dnd 5th – Is this Silencer Ranger archetype balanced against other Ranger Archetypes?

However, I guess most, but not all, encounters have enemy spellcasters. Since this subclass is so specialized against a single type of enemy, the true answer can vary considerably from one campaign to another, depending on the importance of the throwers.

Although this does not directly concern the scale, it should be noted that the progression of the Silencer's features is unusual:

3rd level: defensive.
7th level: offensive.
11th level: offensive and defensive.
15th level: defensive.

While the features of Ranger subclasses generally progress as follows:

3rd level: offensive.
7th level: defensive.
11th level: offensive.
15th level: defensive.
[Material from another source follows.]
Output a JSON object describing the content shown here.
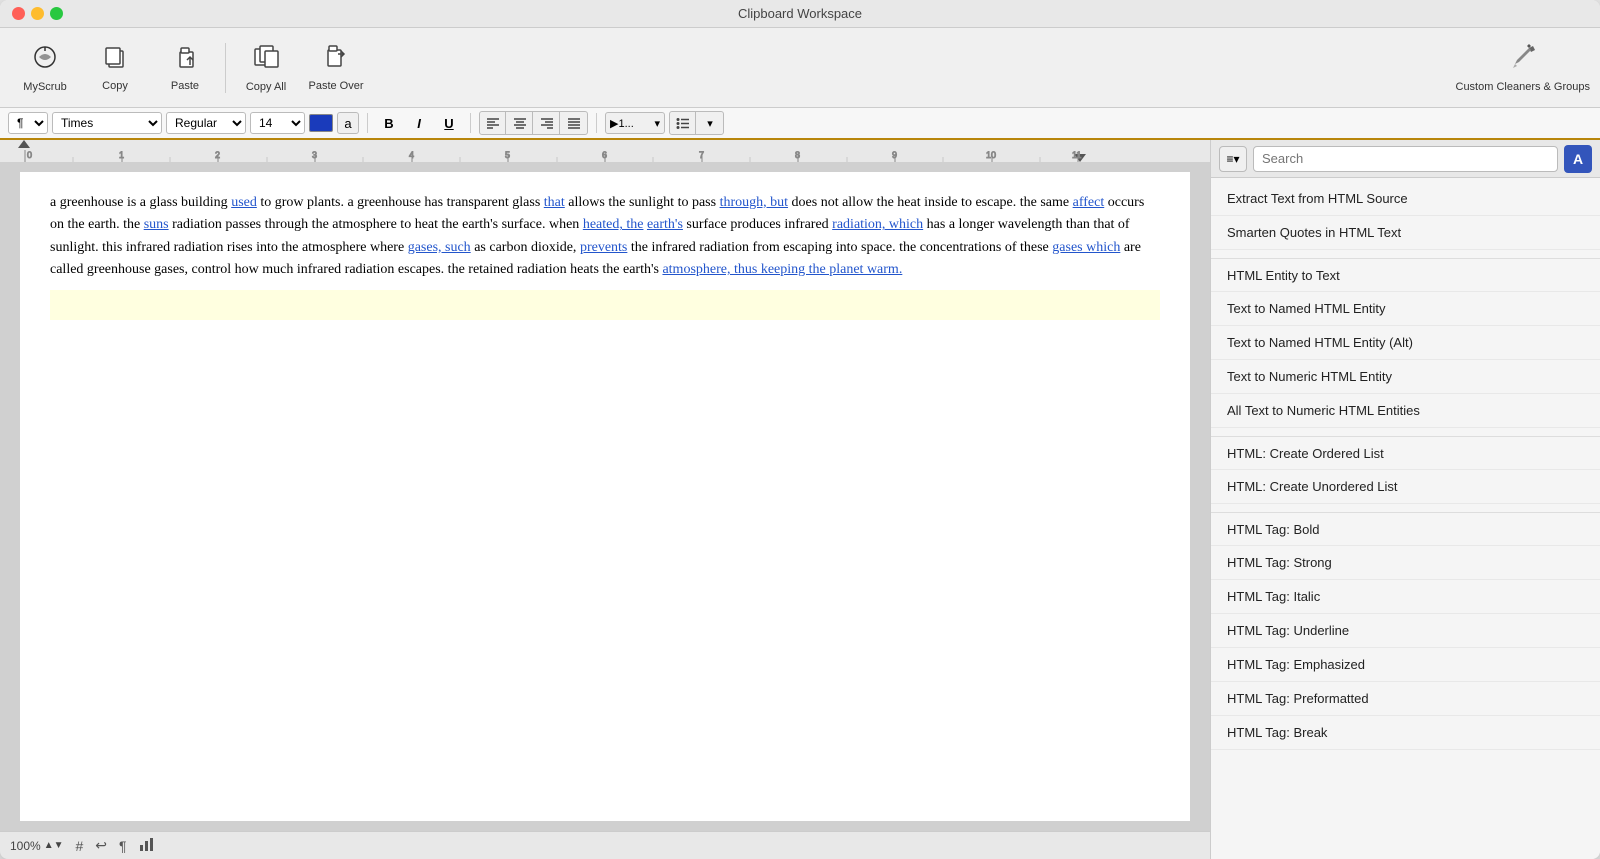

The only two features that seem problematic to me are:

Troubling words

I think this feature will be somewhat disappointing in the real game for two reasons:

  1. In my experience, enemy casters rarely use buffs.
  2. Enemy spellcasters can often be subject to impairments that the Ranger does not wish to dispel, including those of the Ranger. hunter's mark.

However, this assumes that Disrupting Words is not intended to be used at will dispel the magic against objects such as traps or arcane locks. This feature would be unbalanced if this were the case.

Pronounced redirection

This feature is probably too powerful.
It reminds me of the Hunter's Volley to the extent that it can totally outperform the damage caused by other Level 11 features, like Stalker's Flurry and Distant Strike, under the right circumstances, but in addition, it also protects from damage.
For example, changing the target of a powerful effect area from a point located between the parts to a point located between the enemies can make a huge difference, but such a circumstance may never present itself . Some spell effects can not even be measured with damage, such as redirecting a forcage or one lazy can outright win a battle.